A Target Size Correction Factor can be applied when targets are smaller than the standard target. To determine the sensing distance for a target that is smaller than the standard target (Snew), multiply the rated sensing distance (Srated) times the correction factor (T). If, for example, a shielded sensor has a rated sensing distance of 1 mm and the target is half the size of the standard target, the new sensing distance is 0.83 mm (1 mm x 0.83).
Snew = Srated x T
Snew = 1 mm x 0.83
Snew = 0.83 mm
This can also be calculated by using a chart provided by most manufactures and found in most inductive proximity sensor data sheet engineering section.
A. Standard Iron Target of 10 x 10mm
On the horizontal axis of the chart, find the 10-mm point. Trace the line upward until it intersects with the line representing iron. The intersecting point is the detecting distance of the target.
B. Rectangular iron target of 3.6 x 10mm
1. The area is 3.6 x 10mm^2
2. Find the Square root of (1.) √36 = 6mm
Read the line representing iron on the chart as described above.

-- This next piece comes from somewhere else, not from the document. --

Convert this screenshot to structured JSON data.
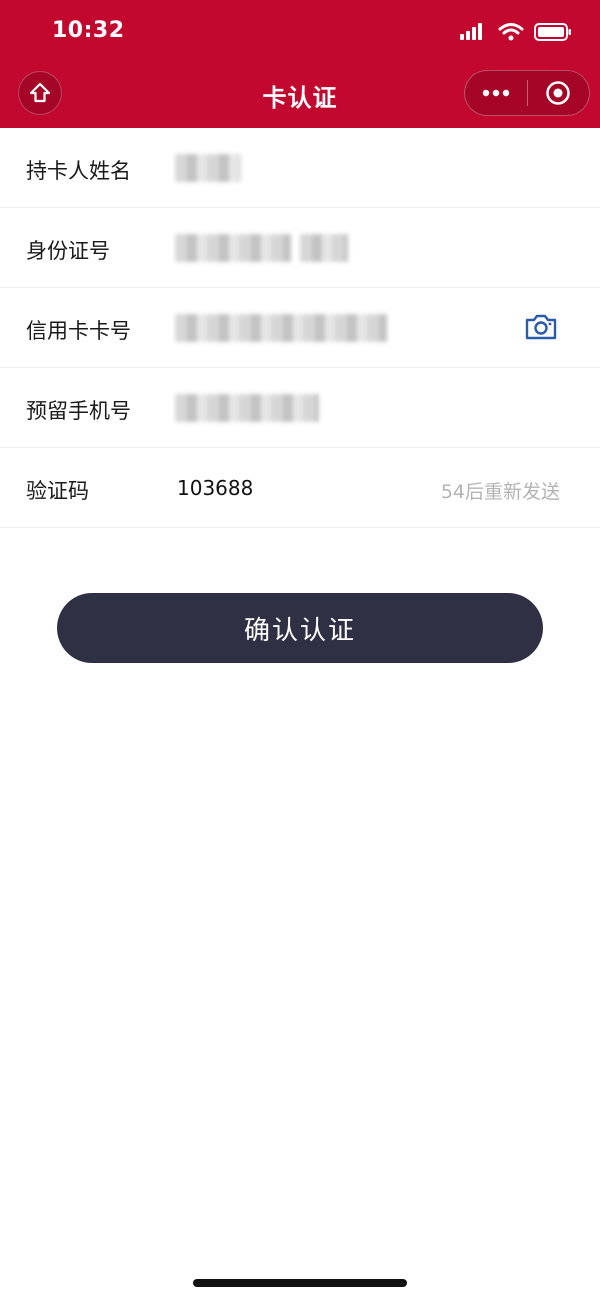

Detecting distance of (i) is approximately 2 mm.
Detecting distance of (ii) is approximately 1.8 mm.
Therefore, while detecting (i), the detection of (ii) is enabled only when the target is placed as close as 1.8 mm.
Thickness of the target is another factor that should be considered. The sensing distance is constant for the standard target. However, for nonferrous targets such as brass, aluminum, and copper a phenomenon known as “skin effect” occurs. Sensing distance decreases as the target thickness increases. If the target is other than the standard target a correction factor must be applied for the thickness of the target.

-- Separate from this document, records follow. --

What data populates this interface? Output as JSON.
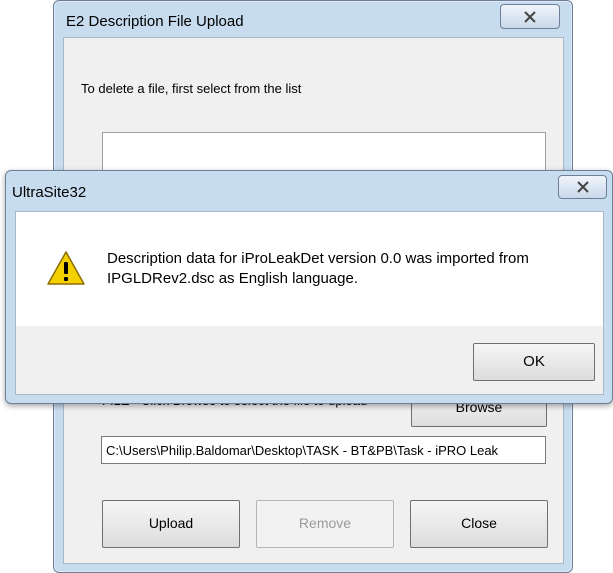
{
  "upload_dialog": {
    "title": "E2 Description File Upload",
    "instruction": "To delete a file, first select from the list",
    "file_hint": "FILE - Click Browse to select the file to upload",
    "browse_label": "Browse",
    "file_path": "C:\\Users\\Philip.Baldomar\\Desktop\\TASK - BT&PB\\Task - iPRO Leak",
    "upload_label": "Upload",
    "remove_label": "Remove",
    "close_label": "Close",
    "close_icon": "close-icon"
  },
  "message_box": {
    "title": "UltraSite32",
    "message_line1": "Description data for iProLeakDet version 0.0 was imported from",
    "message_line2": "IPGLDRev2.dsc as English language.",
    "ok_label": "OK",
    "icon": "warning-icon",
    "close_icon": "close-icon"
  },
  "colors": {
    "frame": "#c8dcef",
    "warning_yellow": "#f5d000"
  }
}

Hysteresis or Reset Distance
The reset distance refers to the distance at which the inductive proximity sensor releases its output when the standard detectable object is removed from its field of detection. The difference in distance between the detection distance and the reset distance is called the “Distance differential.” Typically, the distance differential is from 10% to 20% of the overall detection distance. The distance differential is incorporated into the design of the inductive proximity sensor to prevent the proximity sensor from having its output chatter due to noisy environments or detectable object vibrations.
Today’s quality inductive proximity sensors can have trigger points that are repeatable to 1/10,000ths of an inch. Customers must be aware, however, that desired detectable object must approach the face of the inductive sensor to trip the output and then be removed from the inductive sensor’s field of detection by the distance differential before another precise object trigger can occur.
The detecting distance tolerance range when a standard target is subjected to repeated detection under set conditions.
Normally Open – N.O.
The operating mode that permits the sensor to output an ON signal when a target enters the detecting range.
Normally Closed – N.C.
The operating mode that permits the sensor to output an ON signal when a target goes out of the detecting range.
Proximity switches respond to an object only when it is in a defined area in front of the switch’s sensing face. The point at which the proximity switch recognizes an incoming target is the operating point. The point at which an outgoing target causes the device to switch back to its normal state is called the release point. The area between these two points is called the hysteresis zone.
The size and shape of the response curve depends on the specific proximity switch. The following curve represents one type of proximity switch.
Maximum Response Time / Frequency
As shown in the figure below, a rotating plate having the standard sensing object pasted at constant intervals is placed in front of the proximity sensor. The plate is rotated while observing the sensing output. The maximum number of times per second at which sensing can be done, for which the corresponding sensing output can be obtained, is the maximum response time / frequency.
This article is part one of a three part series about selecting and using inductive proximity sensors. If you have any questions or would like clarification on any of the topics covered, please leave a comment below. Read parts 2 and 3, Sensor Design and Selection and Mounting Tips & Tricks or download the entire article in PDF format by clicking here.